- **What is needed**:
Please copy each line from the entries that contains the string "reference".

The input Block Start

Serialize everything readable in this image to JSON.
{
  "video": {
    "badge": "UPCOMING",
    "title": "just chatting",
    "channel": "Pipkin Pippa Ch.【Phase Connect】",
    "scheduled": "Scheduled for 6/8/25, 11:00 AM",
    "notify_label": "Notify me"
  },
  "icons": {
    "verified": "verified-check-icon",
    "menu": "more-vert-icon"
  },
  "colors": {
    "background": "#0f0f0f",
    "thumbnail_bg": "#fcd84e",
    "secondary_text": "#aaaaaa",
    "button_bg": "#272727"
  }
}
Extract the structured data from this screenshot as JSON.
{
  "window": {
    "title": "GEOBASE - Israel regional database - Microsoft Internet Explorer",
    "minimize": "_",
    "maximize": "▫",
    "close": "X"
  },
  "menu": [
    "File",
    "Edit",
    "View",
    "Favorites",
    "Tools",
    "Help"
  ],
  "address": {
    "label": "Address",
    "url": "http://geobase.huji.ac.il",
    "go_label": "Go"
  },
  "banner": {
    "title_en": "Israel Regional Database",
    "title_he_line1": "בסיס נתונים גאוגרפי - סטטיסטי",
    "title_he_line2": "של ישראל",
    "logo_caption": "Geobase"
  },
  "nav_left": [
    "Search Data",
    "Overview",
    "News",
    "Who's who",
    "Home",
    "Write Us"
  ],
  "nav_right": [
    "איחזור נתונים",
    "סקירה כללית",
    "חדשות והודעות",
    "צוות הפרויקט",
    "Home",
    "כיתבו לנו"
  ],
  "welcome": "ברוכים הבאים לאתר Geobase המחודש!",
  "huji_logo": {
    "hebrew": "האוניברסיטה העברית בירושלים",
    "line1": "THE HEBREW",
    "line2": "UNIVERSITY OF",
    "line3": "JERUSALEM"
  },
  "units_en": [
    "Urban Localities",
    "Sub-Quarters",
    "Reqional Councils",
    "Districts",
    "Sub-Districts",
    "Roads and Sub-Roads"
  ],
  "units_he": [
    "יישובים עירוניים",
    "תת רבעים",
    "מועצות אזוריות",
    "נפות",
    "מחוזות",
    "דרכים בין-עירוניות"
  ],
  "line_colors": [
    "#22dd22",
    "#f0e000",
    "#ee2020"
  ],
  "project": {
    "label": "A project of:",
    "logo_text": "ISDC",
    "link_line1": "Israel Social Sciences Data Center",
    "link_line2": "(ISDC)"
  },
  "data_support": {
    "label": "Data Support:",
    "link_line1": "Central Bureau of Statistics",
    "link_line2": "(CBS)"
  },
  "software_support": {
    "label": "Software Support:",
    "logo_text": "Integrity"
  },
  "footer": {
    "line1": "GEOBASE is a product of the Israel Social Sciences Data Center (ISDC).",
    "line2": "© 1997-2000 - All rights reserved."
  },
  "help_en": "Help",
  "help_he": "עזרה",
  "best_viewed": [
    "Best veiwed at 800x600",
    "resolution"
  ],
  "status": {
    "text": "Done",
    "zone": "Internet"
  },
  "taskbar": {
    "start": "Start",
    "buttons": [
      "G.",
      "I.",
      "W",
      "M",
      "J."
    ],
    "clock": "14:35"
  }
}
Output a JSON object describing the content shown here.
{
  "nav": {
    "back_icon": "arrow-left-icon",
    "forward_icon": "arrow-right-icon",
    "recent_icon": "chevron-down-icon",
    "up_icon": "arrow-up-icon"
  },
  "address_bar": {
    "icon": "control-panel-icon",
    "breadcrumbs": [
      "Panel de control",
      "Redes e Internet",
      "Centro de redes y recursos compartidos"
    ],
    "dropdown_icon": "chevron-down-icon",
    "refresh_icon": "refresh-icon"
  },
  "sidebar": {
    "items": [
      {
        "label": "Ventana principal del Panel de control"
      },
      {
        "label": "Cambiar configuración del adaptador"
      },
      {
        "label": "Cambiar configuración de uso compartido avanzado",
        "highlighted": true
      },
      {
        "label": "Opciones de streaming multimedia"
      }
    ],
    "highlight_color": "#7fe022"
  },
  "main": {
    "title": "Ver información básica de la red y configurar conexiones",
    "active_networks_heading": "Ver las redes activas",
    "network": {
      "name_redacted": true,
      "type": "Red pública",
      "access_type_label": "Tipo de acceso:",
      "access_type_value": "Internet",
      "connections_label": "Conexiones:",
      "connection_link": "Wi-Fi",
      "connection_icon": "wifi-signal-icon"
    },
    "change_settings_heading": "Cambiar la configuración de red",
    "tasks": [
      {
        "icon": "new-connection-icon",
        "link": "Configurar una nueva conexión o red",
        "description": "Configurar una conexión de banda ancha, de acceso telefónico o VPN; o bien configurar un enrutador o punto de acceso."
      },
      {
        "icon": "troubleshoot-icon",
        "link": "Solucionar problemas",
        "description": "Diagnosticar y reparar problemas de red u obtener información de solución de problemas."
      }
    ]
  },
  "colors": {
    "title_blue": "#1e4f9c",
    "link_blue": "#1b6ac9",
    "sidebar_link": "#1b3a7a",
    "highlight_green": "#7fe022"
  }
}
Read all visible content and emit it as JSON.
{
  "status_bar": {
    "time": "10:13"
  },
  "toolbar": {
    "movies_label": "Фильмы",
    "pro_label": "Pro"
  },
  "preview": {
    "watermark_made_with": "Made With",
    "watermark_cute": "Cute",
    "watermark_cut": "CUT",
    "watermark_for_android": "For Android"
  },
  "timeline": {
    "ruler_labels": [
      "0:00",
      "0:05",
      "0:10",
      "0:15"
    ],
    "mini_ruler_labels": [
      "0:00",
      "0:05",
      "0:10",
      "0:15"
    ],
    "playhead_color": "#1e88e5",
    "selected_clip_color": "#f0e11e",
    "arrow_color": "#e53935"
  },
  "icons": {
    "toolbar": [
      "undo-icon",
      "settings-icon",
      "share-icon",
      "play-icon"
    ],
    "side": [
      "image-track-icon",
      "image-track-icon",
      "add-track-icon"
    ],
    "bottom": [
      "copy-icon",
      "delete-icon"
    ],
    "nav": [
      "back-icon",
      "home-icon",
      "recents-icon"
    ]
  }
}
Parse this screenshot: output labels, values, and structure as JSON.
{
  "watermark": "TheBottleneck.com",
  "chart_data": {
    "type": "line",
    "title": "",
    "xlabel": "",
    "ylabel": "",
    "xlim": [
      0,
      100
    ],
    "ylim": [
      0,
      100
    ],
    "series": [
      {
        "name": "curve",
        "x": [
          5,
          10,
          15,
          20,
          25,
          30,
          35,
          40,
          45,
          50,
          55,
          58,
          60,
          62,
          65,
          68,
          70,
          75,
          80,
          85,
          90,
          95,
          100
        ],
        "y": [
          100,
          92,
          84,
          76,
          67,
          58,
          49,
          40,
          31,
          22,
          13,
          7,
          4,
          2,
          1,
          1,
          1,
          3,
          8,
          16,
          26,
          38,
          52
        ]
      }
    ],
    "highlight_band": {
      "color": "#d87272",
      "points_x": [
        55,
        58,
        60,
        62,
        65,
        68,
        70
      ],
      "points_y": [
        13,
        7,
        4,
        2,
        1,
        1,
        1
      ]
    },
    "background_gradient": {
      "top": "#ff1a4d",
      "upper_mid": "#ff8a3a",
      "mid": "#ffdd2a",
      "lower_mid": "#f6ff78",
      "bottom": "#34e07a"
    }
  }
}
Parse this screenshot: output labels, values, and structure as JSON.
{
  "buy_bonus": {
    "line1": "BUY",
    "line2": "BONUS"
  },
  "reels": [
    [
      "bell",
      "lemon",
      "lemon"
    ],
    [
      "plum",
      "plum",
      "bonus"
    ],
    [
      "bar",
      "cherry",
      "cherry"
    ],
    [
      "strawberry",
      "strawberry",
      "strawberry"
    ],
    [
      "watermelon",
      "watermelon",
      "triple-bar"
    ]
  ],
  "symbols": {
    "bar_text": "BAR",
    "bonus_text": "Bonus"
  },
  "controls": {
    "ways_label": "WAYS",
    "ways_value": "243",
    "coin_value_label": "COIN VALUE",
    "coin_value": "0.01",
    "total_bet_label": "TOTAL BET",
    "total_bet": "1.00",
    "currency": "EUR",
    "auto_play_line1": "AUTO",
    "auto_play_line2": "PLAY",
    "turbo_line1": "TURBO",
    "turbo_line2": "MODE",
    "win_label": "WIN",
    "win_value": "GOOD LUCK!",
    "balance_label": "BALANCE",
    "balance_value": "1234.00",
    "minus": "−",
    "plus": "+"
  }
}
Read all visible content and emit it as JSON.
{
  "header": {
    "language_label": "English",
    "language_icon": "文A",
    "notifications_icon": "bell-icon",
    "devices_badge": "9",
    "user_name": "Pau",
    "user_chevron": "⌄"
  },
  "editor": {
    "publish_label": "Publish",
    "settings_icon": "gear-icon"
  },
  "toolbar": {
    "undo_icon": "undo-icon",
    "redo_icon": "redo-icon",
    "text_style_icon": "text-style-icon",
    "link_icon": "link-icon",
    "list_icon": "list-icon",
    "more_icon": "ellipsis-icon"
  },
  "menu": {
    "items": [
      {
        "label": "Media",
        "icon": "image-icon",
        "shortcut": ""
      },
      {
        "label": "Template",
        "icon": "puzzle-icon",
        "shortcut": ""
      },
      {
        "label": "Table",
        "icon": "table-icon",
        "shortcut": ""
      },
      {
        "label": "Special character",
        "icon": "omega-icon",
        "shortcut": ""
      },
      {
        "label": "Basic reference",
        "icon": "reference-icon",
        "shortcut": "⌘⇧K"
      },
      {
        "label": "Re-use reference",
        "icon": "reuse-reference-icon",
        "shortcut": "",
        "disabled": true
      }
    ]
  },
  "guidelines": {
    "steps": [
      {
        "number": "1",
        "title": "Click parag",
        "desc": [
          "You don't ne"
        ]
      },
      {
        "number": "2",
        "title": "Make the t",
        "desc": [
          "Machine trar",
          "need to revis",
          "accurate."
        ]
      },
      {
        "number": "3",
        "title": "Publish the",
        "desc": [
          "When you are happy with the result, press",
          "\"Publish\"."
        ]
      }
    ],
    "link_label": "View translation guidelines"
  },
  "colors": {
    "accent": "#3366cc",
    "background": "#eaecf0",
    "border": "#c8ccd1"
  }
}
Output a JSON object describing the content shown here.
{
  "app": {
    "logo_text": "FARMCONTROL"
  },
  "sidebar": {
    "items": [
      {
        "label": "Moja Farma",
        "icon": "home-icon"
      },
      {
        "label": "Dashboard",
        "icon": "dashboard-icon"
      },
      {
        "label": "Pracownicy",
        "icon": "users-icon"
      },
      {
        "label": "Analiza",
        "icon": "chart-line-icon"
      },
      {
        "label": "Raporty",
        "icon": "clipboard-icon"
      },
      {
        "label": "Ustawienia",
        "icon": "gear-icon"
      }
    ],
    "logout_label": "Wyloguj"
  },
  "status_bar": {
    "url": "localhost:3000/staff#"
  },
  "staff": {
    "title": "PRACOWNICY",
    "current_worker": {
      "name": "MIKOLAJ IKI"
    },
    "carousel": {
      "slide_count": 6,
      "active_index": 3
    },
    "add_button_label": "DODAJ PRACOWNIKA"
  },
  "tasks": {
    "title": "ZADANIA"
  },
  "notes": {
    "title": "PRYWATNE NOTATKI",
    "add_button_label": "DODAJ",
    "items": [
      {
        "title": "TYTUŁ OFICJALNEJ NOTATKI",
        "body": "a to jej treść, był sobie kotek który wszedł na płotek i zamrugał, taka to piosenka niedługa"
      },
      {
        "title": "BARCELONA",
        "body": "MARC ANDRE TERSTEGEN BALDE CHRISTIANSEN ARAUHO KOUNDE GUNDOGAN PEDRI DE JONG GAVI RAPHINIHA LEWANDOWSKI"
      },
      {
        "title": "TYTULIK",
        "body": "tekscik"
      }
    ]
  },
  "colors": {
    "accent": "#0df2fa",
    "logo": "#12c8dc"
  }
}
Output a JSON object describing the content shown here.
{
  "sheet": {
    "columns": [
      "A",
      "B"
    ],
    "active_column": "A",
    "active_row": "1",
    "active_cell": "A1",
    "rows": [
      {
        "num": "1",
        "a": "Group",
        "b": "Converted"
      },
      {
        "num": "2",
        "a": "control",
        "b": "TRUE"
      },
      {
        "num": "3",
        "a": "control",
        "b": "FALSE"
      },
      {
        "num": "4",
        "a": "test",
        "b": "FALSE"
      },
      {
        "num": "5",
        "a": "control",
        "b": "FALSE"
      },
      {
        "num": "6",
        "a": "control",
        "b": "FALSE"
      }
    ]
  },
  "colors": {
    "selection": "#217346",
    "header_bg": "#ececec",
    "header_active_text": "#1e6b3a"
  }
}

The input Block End

- **Reply to the task**:
        "label": "Basic reference",
        "icon": "reference-icon",
        "label": "Re-use reference",
        "icon": "reuse-reference-icon",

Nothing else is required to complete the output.